• [App and web page records]
*** Block opens ***
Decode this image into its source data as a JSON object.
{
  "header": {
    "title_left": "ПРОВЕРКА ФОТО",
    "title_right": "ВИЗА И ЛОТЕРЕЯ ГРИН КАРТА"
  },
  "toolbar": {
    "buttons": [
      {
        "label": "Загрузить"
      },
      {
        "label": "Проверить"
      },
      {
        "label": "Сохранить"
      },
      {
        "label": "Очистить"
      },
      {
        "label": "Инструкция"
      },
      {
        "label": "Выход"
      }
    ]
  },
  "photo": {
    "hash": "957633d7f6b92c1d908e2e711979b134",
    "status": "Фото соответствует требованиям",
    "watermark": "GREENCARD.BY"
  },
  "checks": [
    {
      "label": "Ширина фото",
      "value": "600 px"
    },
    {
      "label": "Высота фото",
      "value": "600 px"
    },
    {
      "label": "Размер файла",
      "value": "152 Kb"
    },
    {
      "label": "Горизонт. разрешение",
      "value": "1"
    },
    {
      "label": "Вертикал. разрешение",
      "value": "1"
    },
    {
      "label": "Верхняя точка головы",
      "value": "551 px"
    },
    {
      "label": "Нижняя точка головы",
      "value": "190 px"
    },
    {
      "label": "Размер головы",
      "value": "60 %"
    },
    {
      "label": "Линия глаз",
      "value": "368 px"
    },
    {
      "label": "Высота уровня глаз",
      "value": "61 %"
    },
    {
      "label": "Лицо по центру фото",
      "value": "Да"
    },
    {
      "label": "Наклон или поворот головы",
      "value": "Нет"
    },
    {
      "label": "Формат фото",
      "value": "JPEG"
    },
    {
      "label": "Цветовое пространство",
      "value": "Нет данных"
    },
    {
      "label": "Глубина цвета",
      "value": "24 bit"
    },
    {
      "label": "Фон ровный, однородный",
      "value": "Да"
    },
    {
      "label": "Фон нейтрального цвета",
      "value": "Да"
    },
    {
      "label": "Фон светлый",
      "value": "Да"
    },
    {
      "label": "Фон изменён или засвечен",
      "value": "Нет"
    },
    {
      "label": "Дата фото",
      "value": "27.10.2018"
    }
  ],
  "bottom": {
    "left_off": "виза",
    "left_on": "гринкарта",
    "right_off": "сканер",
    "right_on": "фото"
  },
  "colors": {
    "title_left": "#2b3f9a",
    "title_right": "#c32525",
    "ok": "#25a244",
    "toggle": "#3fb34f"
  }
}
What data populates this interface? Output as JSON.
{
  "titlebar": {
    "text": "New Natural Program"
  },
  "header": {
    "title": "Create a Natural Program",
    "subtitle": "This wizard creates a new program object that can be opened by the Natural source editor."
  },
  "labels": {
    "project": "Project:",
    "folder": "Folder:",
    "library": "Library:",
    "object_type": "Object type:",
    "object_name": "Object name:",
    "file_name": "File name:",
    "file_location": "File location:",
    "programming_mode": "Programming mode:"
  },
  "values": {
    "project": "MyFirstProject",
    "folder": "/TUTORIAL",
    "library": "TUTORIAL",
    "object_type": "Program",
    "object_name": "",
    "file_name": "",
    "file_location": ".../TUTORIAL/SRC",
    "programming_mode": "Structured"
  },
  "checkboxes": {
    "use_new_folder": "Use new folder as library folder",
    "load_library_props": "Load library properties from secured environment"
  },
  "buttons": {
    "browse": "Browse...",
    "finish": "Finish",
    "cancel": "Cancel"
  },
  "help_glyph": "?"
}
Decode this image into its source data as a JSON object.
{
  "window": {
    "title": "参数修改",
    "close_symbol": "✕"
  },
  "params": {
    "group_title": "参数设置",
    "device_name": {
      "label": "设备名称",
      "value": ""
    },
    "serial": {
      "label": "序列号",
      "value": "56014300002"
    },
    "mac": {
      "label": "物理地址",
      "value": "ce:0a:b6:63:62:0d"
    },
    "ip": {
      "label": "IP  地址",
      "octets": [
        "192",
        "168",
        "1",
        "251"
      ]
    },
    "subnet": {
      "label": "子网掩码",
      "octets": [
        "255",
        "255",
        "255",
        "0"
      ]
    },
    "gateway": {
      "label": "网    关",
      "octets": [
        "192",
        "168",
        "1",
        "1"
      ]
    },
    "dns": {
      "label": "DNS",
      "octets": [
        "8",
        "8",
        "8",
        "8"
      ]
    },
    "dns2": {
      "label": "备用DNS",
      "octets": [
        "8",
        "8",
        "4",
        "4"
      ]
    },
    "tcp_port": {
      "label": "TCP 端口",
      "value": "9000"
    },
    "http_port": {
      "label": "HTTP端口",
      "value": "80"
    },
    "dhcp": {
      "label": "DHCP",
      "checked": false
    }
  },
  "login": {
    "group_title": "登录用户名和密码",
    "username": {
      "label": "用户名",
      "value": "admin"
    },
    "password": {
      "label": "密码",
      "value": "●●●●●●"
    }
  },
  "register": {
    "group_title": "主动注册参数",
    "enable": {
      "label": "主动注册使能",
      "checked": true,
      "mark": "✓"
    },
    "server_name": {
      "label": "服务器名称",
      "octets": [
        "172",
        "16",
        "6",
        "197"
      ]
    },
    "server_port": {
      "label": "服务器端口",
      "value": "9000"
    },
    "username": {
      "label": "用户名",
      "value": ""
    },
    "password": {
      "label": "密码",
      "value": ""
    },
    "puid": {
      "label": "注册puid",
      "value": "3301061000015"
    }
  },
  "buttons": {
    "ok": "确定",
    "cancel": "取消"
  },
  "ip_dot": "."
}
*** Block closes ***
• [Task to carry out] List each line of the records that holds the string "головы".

• [Answer to the exercise]
      "label": "Верхняя точка головы",
      "label": "Нижняя точка головы",
      "label": "Размер головы",
      "label": "Наклон или поворот головы",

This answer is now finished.